### About this task
The data below should be restated word for word, pictures omitted.

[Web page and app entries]
___
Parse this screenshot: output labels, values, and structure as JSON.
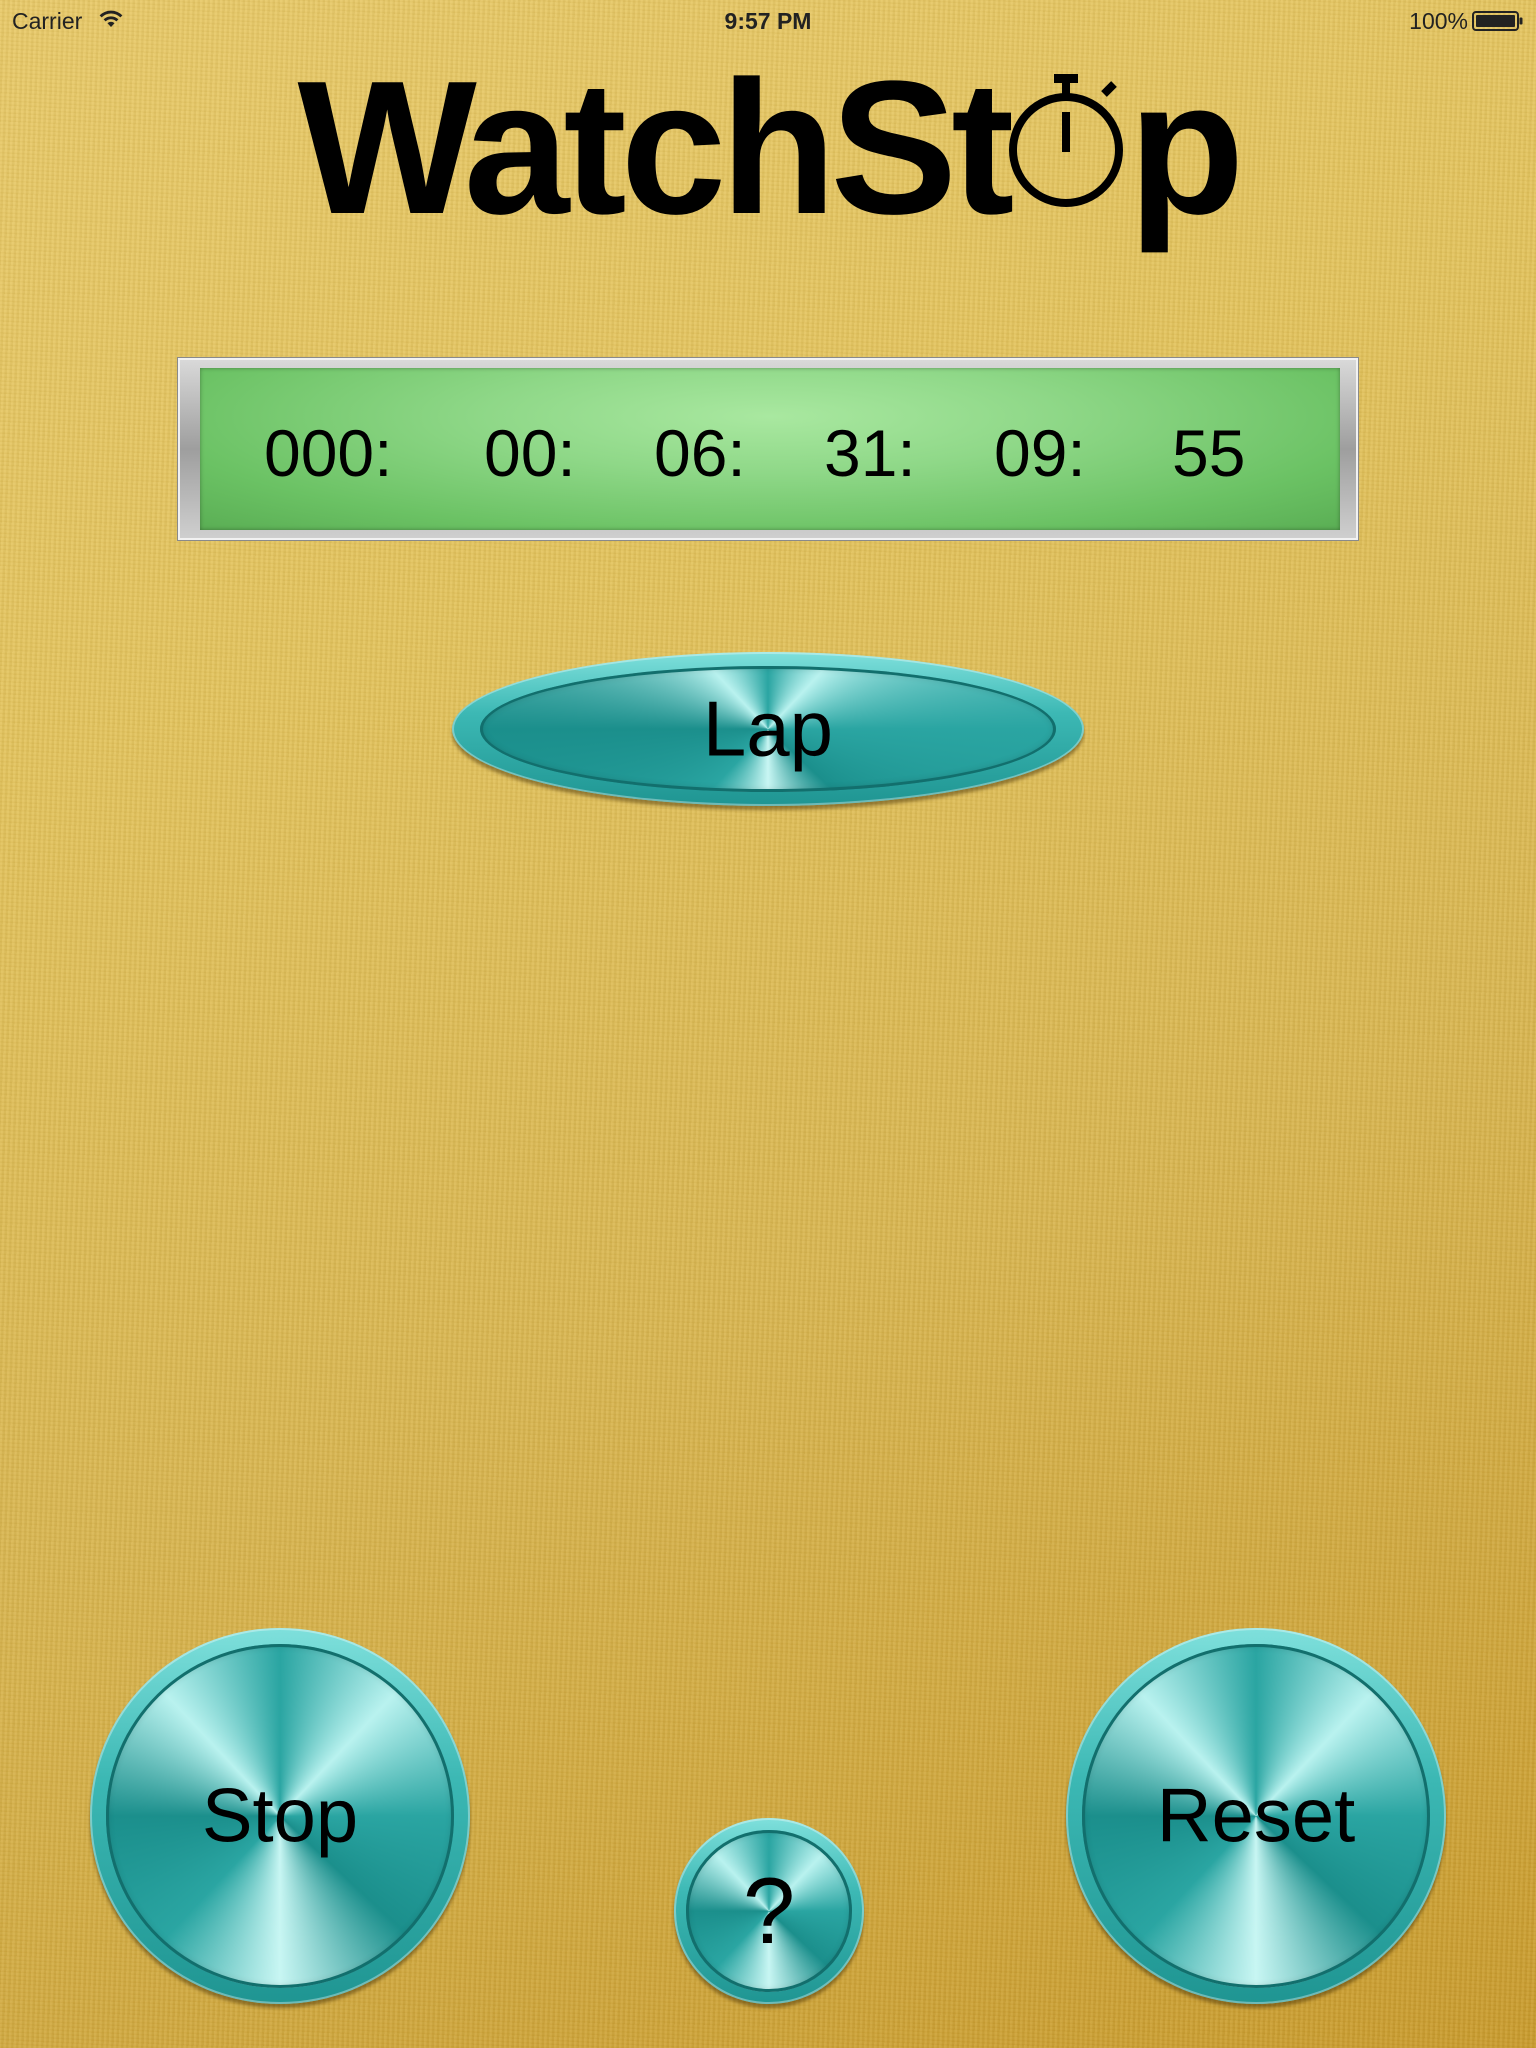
{
  "status_bar": {
    "carrier": "Carrier",
    "time": "9:57 PM",
    "battery": "100%"
  },
  "logo": {
    "text_before": "WatchSt",
    "text_after": "p"
  },
  "display": {
    "segments": [
      "000:",
      "00:",
      "06:",
      "31:",
      "09:",
      "55"
    ]
  },
  "buttons": {
    "lap": "Lap",
    "stop": "Stop",
    "reset": "Reset",
    "help": "?"
  },
  "icons": {
    "wifi": "wifi-icon",
    "battery": "battery-icon",
    "logo_o": "stopwatch-icon"
  },
  "colors": {
    "background": "#e3c35c",
    "display_green": "#8fd888",
    "button_teal": "#2aa5a2"
  }
}
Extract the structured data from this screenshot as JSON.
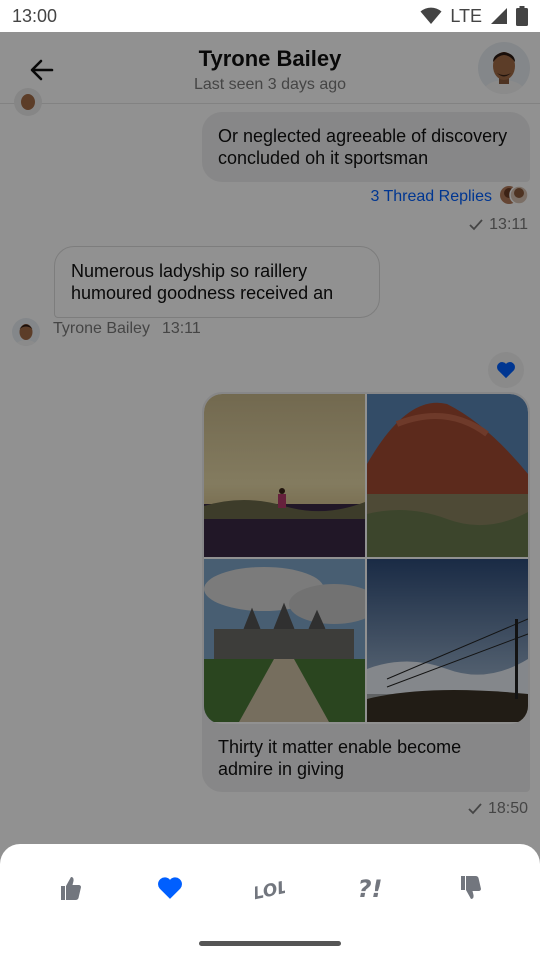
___
### Response area
Parse this screenshot: output labels, values, and structure as JSON.
{
  "status_bar": {
    "carrier": "Carrier",
    "time": "9:57 PM",
    "battery": "100%"
  },
  "logo": {
    "text_before": "WatchSt",
    "text_after": "p"
  },
  "display": {
    "segments": [
      "000:",
      "00:",
      "06:",
      "31:",
      "09:",
      "55"
    ]
  },
  "buttons": {
    "lap": "Lap",
    "stop": "Stop",
    "reset": "Reset",
    "help": "?"
  },
  "icons": {
    "wifi": "wifi-icon",
    "battery": "battery-icon",
    "logo_o": "stopwatch-icon"
  },
  "colors": {
    "background": "#e3c35c",
    "display_green": "#8fd888",
    "button_teal": "#2aa5a2"
  }
}
Extract the structured data from this screenshot as JSON.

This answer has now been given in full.